# Task to complete
Every line in the records below that holds the word "Slice" is to be copied.

# Provided records
Content starts
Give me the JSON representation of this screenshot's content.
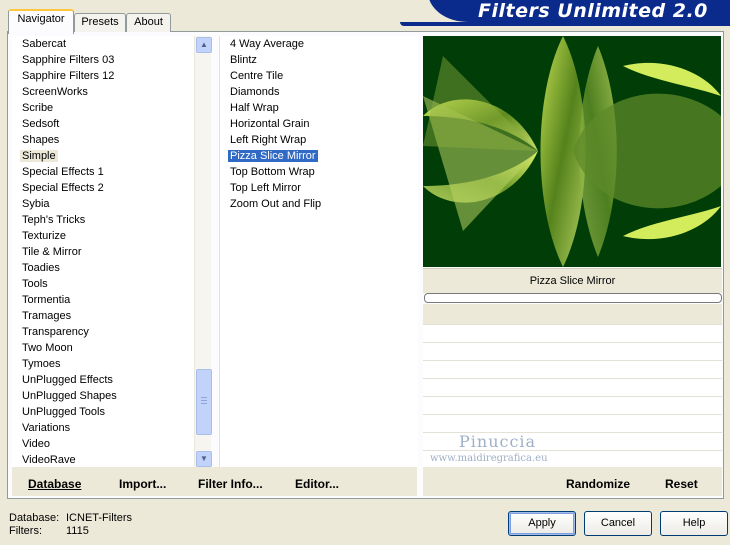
{
  "header": {
    "title": "Filters Unlimited 2.0"
  },
  "tabs": [
    {
      "label": "Navigator",
      "active": true
    },
    {
      "label": "Presets",
      "active": false
    },
    {
      "label": "About",
      "active": false
    }
  ],
  "categories": [
    "Sabercat",
    "Sapphire Filters 03",
    "Sapphire Filters 12",
    "ScreenWorks",
    "Scribe",
    "Sedsoft",
    "Shapes",
    "Simple",
    "Special Effects 1",
    "Special Effects 2",
    "Sybia",
    "Teph's Tricks",
    "Texturize",
    "Tile & Mirror",
    "Toadies",
    "Tools",
    "Tormentia",
    "Tramages",
    "Transparency",
    "Two Moon",
    "Tymoes",
    "UnPlugged Effects",
    "UnPlugged Shapes",
    "UnPlugged Tools",
    "Variations",
    "Video",
    "VideoRave"
  ],
  "selected_category": "Simple",
  "filters": [
    "4 Way Average",
    "Blintz",
    "Centre Tile",
    "Diamonds",
    "Half Wrap",
    "Horizontal Grain",
    "Left Right Wrap",
    "Pizza Slice Mirror",
    "Top Bottom Wrap",
    "Top Left Mirror",
    "Zoom Out and Flip"
  ],
  "selected_filter": "Pizza Slice Mirror",
  "preview": {
    "filter_name": "Pizza Slice Mirror",
    "background_color": "#003D07"
  },
  "watermark": {
    "name": "Pinuccia",
    "url": "www.maidiregrafica.eu"
  },
  "toolbar": {
    "database": "Database",
    "import": "Import...",
    "filter_info": "Filter Info...",
    "editor": "Editor...",
    "randomize": "Randomize",
    "reset": "Reset"
  },
  "status": {
    "database_label": "Database:",
    "database_value": "ICNET-Filters",
    "filters_label": "Filters:",
    "filters_value": "1115"
  },
  "buttons": {
    "apply": "Apply",
    "cancel": "Cancel",
    "help": "Help"
  },
  "colors": {
    "banner": "#0A2A8C",
    "selection": "#316AC5",
    "window": "#ECE9D8"
  }
}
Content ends
# Response area
    "Pizza Slice Mirror",
  "selected_filter": "Pizza Slice Mirror",
    "filter_name": "Pizza Slice Mirror",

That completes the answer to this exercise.